[Start of section]

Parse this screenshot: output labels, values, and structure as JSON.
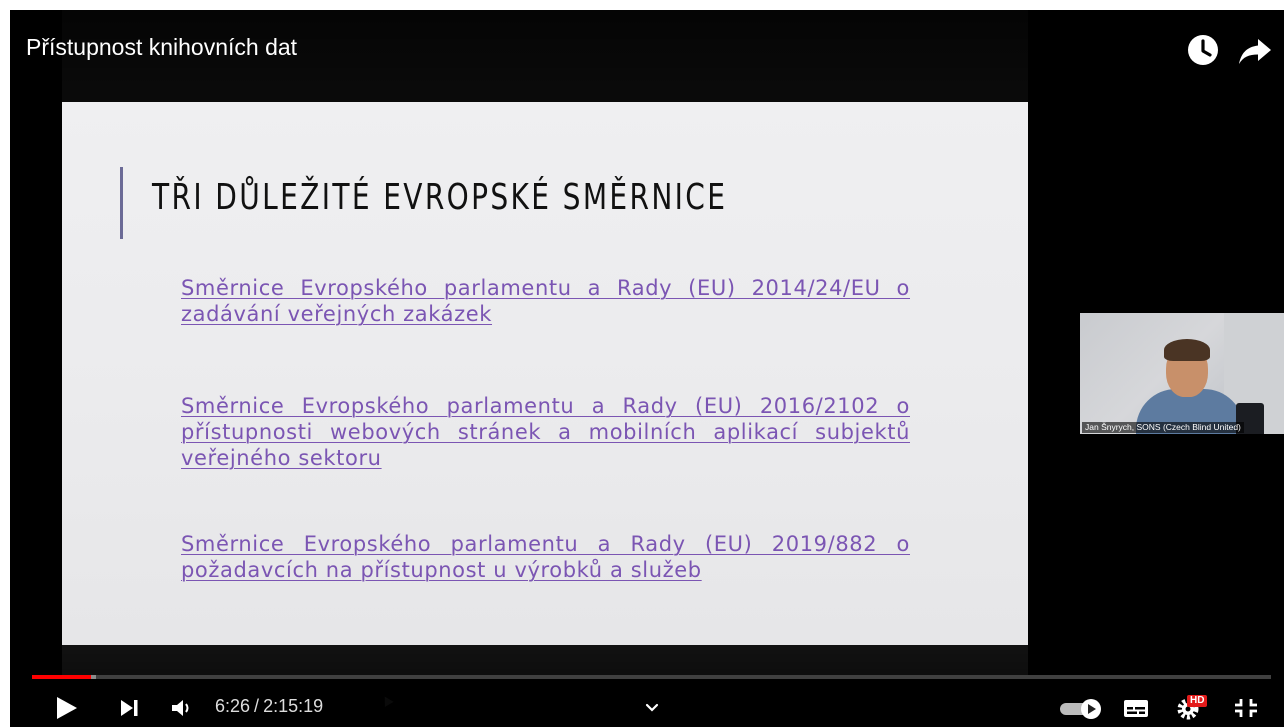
{
  "player": {
    "title": "Přístupnost knihovních dat",
    "slide": {
      "title": "TŘI DŮLEŽITÉ EVROPSKÉ SMĚRNICE",
      "links": [
        "Směrnice Evropského parlamentu a Rady (EU) 2014/24/EU o zadávání veřejných zakázek",
        "Směrnice Evropského parlamentu a Rady (EU) 2016/2102 o přístupnosti webových stránek a mobilních aplikací subjektů veřejného sektoru",
        "Směrnice Evropského parlamentu a Rady (EU) 2019/882 o požadavcích na přístupnost u výrobků a služeb"
      ]
    },
    "webcam_label": "Jan Šnyrych, SONS (Czech Blind United)",
    "controls": {
      "current_time": "6:26",
      "separator": "/",
      "duration": "2:15:19",
      "progress": {
        "played_fraction": 0.048,
        "loaded_fraction": 0.052
      },
      "hd_badge": "HD",
      "icons": {
        "play": "play-icon",
        "next": "next-icon",
        "volume": "volume-icon",
        "expand": "chevron-down-icon",
        "autoplay": "autoplay-toggle-icon",
        "subtitles": "subtitles-icon",
        "settings": "gear-icon",
        "fullscreen": "exit-fullscreen-icon",
        "watch_later": "clock-icon",
        "share": "share-icon"
      }
    },
    "colors": {
      "progress": "#ff0000",
      "link": "#7b55b3",
      "hd_badge": "#e31b1b",
      "slide_accent": "#6b6a96"
    }
  }
}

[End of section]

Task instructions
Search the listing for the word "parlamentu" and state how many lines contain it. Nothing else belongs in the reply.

Answer
3